◆ **Directions**: Find the word "معنا" in the data, then copy each line where it is found.

+++ Information shown

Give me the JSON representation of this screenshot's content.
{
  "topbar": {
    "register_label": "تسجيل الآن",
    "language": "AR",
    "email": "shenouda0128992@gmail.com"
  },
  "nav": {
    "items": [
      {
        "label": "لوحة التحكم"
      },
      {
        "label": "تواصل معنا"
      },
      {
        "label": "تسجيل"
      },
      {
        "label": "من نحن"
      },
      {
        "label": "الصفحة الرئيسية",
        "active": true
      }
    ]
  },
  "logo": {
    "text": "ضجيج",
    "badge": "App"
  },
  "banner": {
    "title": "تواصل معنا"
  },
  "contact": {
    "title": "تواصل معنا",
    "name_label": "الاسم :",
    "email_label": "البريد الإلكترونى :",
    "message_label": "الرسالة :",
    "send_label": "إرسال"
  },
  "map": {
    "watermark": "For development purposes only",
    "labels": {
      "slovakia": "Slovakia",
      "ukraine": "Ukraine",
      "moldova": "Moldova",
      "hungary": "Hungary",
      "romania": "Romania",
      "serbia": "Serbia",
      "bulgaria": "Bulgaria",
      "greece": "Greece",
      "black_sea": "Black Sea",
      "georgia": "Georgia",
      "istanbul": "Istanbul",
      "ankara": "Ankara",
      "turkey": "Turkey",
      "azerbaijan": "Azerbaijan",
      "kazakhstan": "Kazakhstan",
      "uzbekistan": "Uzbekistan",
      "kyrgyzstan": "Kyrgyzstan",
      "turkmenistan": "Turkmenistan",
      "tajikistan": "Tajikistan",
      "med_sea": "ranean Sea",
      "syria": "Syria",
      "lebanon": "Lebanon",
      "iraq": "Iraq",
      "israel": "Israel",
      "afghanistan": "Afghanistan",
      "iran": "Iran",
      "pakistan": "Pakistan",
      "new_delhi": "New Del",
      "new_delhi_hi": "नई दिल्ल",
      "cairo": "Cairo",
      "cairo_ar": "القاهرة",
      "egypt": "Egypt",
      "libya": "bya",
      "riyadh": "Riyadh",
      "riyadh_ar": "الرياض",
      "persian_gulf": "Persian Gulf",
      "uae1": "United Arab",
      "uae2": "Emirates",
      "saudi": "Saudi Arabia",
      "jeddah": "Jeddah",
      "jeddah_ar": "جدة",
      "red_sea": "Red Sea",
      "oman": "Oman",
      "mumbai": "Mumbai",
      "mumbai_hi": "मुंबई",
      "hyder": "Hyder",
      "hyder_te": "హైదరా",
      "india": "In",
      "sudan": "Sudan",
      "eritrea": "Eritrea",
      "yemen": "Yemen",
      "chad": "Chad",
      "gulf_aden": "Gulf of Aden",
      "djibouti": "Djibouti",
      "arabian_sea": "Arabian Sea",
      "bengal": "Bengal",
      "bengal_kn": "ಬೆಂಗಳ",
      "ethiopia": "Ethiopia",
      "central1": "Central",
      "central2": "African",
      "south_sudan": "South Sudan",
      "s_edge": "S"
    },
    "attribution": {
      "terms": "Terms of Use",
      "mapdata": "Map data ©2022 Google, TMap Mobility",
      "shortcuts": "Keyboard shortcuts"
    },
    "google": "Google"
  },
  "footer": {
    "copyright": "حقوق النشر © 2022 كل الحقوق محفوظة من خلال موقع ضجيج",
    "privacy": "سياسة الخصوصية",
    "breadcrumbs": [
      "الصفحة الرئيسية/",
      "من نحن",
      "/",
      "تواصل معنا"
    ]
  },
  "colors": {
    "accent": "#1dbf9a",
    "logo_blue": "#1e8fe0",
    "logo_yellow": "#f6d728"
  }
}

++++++

◆ **Your response**:
        "label": "تواصل معنا"
    "title": "تواصل معنا"
    "title": "تواصل معنا",
      "تواصل معنا"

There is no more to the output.